— ASSIGNMENT —
Within this material, find every line where the string "académicos" appears, and copy it out.

— DATA SUPPLIED —
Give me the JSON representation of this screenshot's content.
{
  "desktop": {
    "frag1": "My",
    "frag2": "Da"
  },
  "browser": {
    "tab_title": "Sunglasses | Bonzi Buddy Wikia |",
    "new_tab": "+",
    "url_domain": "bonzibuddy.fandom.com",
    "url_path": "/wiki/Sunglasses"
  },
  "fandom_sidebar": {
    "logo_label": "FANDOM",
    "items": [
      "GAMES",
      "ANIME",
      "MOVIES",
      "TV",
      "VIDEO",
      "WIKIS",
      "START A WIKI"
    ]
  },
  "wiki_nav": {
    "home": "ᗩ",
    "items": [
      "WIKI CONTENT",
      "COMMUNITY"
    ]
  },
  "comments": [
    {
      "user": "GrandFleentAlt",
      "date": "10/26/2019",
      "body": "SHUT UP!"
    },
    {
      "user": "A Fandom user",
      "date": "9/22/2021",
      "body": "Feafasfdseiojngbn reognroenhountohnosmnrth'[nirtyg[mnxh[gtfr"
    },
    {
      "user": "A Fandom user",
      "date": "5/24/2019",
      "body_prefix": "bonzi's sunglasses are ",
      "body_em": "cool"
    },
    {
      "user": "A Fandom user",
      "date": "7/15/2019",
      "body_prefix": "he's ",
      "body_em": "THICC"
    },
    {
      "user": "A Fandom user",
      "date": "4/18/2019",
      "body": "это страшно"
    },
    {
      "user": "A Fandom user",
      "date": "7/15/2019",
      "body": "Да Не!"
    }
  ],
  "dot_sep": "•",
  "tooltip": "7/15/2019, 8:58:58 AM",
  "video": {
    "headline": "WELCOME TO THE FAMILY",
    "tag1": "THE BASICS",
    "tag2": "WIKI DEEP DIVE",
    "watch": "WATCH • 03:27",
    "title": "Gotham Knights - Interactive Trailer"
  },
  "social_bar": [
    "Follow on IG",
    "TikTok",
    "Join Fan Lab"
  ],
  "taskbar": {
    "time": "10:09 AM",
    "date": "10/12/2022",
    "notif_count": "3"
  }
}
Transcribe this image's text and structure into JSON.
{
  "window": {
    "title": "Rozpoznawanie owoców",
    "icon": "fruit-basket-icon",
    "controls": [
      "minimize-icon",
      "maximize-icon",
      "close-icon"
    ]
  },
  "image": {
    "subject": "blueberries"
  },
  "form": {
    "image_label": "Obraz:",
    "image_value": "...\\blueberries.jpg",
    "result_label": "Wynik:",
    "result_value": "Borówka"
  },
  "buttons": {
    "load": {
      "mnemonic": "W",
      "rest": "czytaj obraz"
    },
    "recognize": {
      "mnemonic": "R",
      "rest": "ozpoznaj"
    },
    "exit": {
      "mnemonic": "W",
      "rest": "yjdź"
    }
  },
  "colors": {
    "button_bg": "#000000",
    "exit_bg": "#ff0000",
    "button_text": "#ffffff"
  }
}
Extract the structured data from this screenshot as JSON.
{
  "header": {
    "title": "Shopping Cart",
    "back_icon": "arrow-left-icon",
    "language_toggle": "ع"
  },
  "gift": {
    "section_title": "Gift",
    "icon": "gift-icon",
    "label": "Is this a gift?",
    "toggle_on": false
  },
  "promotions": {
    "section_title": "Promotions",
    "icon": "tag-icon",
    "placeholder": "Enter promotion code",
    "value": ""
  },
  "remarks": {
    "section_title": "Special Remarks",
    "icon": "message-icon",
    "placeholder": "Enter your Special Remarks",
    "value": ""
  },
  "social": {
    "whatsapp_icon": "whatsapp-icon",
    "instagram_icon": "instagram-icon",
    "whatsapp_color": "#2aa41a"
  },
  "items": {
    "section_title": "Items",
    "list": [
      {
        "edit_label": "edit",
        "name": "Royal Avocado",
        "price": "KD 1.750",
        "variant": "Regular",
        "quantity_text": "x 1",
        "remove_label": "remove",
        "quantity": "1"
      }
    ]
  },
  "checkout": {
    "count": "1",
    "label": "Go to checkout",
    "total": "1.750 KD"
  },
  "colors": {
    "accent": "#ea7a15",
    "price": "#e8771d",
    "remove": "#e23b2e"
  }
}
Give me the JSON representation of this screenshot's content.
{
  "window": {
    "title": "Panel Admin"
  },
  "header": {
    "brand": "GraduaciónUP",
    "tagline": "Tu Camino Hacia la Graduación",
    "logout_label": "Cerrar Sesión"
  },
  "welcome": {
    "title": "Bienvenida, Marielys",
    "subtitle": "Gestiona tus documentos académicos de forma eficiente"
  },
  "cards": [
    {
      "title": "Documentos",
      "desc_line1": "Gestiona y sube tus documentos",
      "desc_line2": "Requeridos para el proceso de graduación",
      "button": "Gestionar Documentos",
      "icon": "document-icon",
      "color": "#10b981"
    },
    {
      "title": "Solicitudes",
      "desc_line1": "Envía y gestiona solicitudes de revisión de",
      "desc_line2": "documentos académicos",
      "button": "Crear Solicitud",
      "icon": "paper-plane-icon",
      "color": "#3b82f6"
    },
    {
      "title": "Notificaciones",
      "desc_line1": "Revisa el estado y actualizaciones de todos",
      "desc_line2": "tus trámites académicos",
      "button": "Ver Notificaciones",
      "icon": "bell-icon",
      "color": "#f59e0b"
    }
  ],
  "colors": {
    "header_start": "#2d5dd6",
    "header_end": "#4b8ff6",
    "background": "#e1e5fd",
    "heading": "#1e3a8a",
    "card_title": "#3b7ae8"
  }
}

— RESPONSE AREA —
    "subtitle": "Gestiona tus documentos académicos de forma eficiente"
      "desc_line2": "documentos académicos",
      "desc_line2": "tus trámites académicos",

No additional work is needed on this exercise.